Frontier of engineering sparks knowledge
Above: The National Academy of Engineering's 2019 U.S. Frontiers of Engineering Symposium hosted by Boeing brought together approximately 100 young engineers from varied backgrounds to share their expertise and perspectives with colleagues from around the country. The goal was to help them develop research collaboration across engineering disciplines. Photo courtesy of the National Academy of Engineering
Engineers from all disciplines gather each year to exchange ideas and promote new techniques and approaches across fields to build and sustain innovation in the United States.
Rebecca Muenich was selected along with approximately 100 of the nation’s outstanding early-career engineers selected to attend the National Academy of Engineering’s 25th annual U.S. Frontiers of Engineering symposium. This year’s symposium was hosted by The Boeing Company in North Charleston, South Carolina, to discuss the latest developments in engineering.
Learning across disciplines
The focus was on progress in four areas: advanced manufacturing in the age of digital transformation, engineering the genome, the technology and ethics of self-driving cars, and blockchain technology.
“The FOE has different themes each year, but participants are not limited to those themes,” says Muenich. “In fact, one purpose for the FOE is for engineers to learn about the latest technologies and ideas in fields other than their own to help facilitate convergent and new knowledge.”
Muenich, who is an assistant professor of civil, environmental and sustainable engineering in the Ira A. Fulton Schools of Engineering at Arizona State University, focuses on analyzing and modeling trade-offs in the food-energy-water nexus under varying land use, land management and climate scenarios. Her work does not fit neatly into any of the symposium’s four key areas.
“I was surprised at how interesting and informative it was to hear people speaking on engineering topics totally outside of my discipline,” says Muenich. “Despite the differences, there were a lot of similarities between my work and some of the work presented.”
She gives the example of work presented by Pamela Kobryn from the Air Force Research Laboratory. Her team researches how to create digital twins of specific airplanes.
“The idea is that for every plane they would have a matching mathematical model that could be subjected to the same conditions as the actual plane was subjected to in order to predict where potential issues may arise before they happen,” says Muenich.
“The kind of watershed modeling I do is essentially the same. We are trying to develop a mathematical representation of the physical and chemical processes of a specific watershed to better understand how to manage and predict future changes,” Muenich says. “So it was great to hear some of the strategies and issues involved in working in this area.”
She also found talks on engineering the genome especially intriguing and saw the potential for productive research collaborations in the future.

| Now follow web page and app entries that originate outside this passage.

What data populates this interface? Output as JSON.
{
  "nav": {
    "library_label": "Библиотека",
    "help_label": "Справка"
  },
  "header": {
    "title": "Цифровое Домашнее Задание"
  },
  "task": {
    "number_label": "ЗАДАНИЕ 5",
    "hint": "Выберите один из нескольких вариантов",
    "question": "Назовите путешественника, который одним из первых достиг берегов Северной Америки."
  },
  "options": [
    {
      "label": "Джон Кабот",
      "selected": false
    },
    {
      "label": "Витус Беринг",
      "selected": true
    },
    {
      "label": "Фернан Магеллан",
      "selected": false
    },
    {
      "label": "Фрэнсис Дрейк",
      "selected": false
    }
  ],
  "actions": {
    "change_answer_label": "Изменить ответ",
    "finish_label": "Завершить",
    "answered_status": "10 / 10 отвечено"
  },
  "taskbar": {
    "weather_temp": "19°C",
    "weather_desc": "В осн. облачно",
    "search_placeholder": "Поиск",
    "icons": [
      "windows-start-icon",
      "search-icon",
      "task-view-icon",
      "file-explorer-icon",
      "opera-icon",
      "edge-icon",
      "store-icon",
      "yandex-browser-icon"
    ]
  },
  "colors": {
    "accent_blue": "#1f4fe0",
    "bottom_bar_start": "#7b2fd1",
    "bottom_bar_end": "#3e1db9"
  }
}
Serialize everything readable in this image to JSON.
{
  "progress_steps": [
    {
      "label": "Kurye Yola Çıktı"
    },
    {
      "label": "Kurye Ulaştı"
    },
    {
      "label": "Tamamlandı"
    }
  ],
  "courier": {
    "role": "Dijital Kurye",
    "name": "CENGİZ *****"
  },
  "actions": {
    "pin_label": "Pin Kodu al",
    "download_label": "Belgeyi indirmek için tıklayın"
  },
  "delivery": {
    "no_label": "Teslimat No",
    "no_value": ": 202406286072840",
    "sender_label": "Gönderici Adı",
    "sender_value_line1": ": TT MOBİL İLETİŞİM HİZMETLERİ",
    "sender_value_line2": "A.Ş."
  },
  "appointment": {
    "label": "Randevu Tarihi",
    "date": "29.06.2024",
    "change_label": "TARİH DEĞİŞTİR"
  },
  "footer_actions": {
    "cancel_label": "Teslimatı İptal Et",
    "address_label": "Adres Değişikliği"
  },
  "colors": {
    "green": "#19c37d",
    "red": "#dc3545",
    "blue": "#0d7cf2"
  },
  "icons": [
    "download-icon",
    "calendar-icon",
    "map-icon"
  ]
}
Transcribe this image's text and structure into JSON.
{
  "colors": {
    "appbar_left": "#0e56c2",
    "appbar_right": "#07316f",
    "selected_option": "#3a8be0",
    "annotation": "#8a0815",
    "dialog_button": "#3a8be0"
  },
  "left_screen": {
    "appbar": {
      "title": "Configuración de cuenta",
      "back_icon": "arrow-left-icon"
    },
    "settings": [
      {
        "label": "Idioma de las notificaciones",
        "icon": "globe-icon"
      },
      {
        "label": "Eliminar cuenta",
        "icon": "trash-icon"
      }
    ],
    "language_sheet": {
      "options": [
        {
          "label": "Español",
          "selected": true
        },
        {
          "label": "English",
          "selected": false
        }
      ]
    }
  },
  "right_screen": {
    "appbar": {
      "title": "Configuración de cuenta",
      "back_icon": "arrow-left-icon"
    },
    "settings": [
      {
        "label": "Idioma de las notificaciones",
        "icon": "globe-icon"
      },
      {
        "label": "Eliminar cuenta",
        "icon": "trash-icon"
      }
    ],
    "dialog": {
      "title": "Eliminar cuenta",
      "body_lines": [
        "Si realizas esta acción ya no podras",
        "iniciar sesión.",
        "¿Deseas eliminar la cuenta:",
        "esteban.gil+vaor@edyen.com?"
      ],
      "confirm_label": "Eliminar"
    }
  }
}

“Thinking about how to solve some of the pressing environmental problems through edits to plant genomes was really interesting,” says Muenich. “I spoke with another participant who works on modeling plant-level phenotype outcomes, and it seemed there could be some ways to combine the work I do with their research.”
Putting knowledge to work
Many of Muenich’s students are working on projects related to understanding and simulating the impact of large-scale animal operations known as CAFOs — concentrated animal feeding operations. The team is trying to evaluate what impact these large operations have on water quality, environmental degradation and health.
“We’re analyzing how regulatory practices influence the management of these operations and ways to better model these operations in watershed modeling,” says Muenich. “We’re also considering the impact of extreme events like hurricanes on the overflow of manure pits and lagoons, and the impact of a future climate on these facilities.”
Muenich is leading a project funded by the U.S. Department of Agriculture aimed at increasing ASU’s capacity to perform agricultural research and education. The effort is focused on identifying opportunities for agriculture in the desert Southwest, where water is scarce and land development pressures are high.
“We’re developing an experiential learning course for the spring semester that will bring together Mesa Community College and ASU students to work on an agriculturally related research project,” says Muenich.
“My other work is focused on improving watershed modeling of nutrients under varyious land management and climate scenarios,” she says. “I’ve also been working with the Sustainable Phosphorus Alliance to create a working group to improve phosphorus modeling from the field to watershed scale.”
Muenich was nominated to attend the symposium by Bruce Rittmann, a Regents Professor of environmental engineering in the Fulton Schools.
“I know that I am lucky to be mentored by Bruce Rittmann, who was the NAE member who nominated me to attend and also happens to be the most recent co-winner of the Stockholm Water Prize,” says Muenich. “I feel fortunate for the opportunities that have been provided to me since I began in my position here at ASU, and I hope to pay it forward to a future generation of engineers.”